-- Your goal --
Lines in the listing below that contain the string "this" are to be found and copied.

-- Record extracts --
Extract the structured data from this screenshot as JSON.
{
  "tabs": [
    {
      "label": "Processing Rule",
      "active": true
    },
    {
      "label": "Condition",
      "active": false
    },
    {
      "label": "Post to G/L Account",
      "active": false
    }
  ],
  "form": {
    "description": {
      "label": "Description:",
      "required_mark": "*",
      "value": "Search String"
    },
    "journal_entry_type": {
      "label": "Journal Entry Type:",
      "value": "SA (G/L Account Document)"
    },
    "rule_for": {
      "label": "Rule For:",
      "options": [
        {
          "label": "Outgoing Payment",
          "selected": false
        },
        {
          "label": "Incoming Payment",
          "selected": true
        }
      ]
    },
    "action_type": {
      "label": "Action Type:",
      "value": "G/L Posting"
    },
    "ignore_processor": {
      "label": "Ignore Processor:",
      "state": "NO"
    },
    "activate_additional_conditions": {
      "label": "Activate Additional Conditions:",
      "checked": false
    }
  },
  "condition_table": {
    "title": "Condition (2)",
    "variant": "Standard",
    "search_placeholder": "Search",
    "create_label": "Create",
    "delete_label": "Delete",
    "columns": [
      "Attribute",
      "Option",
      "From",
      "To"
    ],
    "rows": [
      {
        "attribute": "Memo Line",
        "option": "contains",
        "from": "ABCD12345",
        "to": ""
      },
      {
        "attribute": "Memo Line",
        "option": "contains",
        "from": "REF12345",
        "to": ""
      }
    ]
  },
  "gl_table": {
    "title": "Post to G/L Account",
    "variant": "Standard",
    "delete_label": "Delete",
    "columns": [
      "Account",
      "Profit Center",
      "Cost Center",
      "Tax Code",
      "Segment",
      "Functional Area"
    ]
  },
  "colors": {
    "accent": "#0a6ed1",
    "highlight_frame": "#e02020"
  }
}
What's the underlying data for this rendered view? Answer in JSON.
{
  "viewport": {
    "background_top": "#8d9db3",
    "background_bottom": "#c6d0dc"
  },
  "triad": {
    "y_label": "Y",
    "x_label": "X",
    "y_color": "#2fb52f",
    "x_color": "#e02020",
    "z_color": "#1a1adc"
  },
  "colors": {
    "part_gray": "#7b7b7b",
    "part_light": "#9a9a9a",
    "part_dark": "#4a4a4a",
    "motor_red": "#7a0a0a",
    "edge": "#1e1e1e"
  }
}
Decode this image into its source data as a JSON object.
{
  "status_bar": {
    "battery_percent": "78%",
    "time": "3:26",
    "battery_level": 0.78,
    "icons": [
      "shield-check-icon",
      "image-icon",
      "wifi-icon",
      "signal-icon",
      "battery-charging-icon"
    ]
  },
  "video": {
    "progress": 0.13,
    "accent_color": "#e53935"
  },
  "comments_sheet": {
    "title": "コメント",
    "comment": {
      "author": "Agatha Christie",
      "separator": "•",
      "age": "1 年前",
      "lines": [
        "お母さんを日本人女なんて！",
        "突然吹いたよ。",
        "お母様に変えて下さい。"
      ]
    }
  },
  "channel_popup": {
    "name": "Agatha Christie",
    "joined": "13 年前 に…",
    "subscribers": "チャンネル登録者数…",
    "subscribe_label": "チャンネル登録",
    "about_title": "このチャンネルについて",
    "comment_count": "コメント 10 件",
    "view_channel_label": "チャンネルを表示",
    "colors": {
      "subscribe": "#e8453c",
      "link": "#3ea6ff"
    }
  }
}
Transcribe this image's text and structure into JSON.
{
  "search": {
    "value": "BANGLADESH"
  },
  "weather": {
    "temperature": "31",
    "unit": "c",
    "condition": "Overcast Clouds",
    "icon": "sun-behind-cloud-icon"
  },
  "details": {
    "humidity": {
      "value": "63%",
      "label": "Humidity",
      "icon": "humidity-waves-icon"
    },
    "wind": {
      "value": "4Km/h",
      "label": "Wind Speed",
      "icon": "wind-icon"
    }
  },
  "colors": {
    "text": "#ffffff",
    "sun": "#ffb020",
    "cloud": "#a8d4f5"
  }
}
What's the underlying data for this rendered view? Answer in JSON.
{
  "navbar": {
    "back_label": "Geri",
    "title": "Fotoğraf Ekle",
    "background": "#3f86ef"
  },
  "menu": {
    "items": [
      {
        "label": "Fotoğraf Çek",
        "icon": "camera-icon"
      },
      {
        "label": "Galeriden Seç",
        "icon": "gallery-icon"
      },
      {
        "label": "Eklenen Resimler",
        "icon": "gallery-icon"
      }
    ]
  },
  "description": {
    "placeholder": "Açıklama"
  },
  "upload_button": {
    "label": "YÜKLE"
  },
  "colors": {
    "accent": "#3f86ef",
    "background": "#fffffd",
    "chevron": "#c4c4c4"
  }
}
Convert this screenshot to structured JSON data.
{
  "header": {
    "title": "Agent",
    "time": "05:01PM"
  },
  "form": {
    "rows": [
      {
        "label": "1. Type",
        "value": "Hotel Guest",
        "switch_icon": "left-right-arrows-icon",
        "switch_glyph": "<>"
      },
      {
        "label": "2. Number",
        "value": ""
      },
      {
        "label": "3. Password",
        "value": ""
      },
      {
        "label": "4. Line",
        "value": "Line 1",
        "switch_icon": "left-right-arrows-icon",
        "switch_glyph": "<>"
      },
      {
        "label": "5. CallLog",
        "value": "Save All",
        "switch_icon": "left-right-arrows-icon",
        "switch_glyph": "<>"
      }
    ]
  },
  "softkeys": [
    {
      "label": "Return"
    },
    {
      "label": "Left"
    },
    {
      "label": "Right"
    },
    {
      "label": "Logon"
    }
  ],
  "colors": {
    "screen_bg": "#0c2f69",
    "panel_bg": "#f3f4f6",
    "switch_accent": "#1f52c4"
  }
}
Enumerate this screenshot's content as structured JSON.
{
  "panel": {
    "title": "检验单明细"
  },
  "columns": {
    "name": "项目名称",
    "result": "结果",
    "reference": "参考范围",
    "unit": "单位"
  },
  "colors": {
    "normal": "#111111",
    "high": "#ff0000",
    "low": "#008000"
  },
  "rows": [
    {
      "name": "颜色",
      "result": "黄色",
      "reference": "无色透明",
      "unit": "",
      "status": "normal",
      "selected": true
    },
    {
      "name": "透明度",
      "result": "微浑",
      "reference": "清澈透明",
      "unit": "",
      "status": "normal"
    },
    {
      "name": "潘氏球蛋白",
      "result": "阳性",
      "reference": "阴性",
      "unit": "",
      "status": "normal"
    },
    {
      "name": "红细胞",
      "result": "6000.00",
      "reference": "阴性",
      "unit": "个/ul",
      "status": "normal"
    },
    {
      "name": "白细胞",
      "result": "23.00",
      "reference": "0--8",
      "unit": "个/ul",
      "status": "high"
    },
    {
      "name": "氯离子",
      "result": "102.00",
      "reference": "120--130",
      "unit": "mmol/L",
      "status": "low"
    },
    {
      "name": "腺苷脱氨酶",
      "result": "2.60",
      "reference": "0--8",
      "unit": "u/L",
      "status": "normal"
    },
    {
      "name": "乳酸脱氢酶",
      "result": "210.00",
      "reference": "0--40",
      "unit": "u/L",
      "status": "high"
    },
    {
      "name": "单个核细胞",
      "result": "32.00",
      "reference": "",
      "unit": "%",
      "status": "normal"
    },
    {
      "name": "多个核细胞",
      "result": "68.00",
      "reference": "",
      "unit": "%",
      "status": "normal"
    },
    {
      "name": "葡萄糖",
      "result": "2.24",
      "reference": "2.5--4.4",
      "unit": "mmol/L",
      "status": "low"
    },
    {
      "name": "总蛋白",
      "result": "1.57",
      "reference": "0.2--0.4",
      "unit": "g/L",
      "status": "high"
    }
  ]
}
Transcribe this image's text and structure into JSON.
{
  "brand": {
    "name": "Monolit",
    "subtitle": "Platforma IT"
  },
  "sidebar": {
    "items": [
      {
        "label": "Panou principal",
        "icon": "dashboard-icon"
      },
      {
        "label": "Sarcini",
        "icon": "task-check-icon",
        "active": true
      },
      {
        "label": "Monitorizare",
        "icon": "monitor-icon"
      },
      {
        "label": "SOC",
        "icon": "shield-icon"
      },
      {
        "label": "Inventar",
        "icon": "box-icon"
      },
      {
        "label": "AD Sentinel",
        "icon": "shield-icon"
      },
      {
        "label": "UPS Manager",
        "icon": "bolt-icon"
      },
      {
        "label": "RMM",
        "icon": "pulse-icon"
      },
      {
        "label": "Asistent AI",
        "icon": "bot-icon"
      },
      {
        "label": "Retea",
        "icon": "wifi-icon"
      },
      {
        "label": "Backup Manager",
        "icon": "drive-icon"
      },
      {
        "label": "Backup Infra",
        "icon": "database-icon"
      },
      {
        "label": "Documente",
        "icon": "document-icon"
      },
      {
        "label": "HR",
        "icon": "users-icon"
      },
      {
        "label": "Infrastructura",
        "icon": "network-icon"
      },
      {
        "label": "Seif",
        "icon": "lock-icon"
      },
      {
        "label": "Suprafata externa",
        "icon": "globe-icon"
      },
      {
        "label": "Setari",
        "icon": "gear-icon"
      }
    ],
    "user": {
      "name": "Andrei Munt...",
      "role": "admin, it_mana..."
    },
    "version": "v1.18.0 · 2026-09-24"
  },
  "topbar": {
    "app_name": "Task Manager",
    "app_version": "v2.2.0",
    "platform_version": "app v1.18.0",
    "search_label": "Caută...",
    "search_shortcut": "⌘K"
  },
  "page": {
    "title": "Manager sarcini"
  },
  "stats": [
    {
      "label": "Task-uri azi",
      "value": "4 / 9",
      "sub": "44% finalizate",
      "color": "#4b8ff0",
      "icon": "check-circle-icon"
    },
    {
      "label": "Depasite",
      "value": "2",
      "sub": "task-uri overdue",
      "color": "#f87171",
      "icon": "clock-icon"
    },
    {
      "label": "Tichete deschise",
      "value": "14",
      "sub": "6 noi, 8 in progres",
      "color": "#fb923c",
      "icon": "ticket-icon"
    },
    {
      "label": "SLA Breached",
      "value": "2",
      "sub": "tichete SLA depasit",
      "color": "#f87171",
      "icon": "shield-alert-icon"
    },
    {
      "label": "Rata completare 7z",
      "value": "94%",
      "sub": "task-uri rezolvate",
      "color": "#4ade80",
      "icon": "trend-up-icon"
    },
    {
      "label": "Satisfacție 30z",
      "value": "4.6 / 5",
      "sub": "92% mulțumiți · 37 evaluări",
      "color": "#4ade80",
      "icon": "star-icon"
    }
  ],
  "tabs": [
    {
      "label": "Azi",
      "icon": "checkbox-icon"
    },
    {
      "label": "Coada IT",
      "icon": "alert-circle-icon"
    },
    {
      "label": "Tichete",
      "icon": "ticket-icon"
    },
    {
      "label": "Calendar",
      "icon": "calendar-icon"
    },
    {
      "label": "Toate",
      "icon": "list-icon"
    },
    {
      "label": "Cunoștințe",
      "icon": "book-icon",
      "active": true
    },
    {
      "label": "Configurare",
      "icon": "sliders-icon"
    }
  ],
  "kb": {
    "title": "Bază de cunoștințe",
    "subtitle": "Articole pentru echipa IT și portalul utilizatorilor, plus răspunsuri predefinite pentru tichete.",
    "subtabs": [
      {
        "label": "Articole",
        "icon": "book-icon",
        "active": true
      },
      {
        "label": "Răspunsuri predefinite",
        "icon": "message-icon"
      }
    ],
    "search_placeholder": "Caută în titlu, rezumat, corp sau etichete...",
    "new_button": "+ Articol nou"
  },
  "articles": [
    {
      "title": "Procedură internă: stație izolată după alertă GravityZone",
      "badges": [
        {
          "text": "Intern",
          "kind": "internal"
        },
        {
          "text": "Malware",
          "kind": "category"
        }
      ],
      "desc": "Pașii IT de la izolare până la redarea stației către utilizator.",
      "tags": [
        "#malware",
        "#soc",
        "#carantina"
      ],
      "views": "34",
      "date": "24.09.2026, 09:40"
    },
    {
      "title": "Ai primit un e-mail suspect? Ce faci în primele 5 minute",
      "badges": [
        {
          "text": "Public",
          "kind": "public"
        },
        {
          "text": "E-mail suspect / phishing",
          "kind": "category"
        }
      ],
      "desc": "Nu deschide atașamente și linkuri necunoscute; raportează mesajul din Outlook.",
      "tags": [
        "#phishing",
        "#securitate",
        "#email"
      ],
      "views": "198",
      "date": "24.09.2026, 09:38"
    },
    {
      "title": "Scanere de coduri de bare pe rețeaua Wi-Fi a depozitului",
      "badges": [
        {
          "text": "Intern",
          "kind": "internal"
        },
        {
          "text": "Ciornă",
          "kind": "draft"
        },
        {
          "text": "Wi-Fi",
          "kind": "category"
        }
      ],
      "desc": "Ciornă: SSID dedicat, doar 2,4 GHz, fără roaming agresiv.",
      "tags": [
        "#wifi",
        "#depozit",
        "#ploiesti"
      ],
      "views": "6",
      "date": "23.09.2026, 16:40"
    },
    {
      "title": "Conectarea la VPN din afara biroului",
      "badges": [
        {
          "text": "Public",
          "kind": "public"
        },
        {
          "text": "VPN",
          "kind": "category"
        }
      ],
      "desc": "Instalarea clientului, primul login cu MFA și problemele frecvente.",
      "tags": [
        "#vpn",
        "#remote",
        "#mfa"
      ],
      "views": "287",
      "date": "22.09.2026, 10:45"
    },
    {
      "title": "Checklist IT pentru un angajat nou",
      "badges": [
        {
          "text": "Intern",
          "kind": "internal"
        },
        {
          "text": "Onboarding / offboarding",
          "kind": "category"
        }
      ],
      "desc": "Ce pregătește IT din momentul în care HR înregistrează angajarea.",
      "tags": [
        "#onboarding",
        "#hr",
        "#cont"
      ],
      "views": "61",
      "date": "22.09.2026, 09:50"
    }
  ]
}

-- Reply --
Extract the structured data from this screenshot as JSON.
What's the underlying data for this rendered view? Answer in JSON.
Decode this image into its source data as a JSON object.
Transcribe this image's text and structure into JSON.
What's the underlying data for this rendered view? Answer in JSON.
Convert this screenshot to structured JSON data.
Enumerate this screenshot's content as structured JSON.
Transcribe this image's text and structure into JSON.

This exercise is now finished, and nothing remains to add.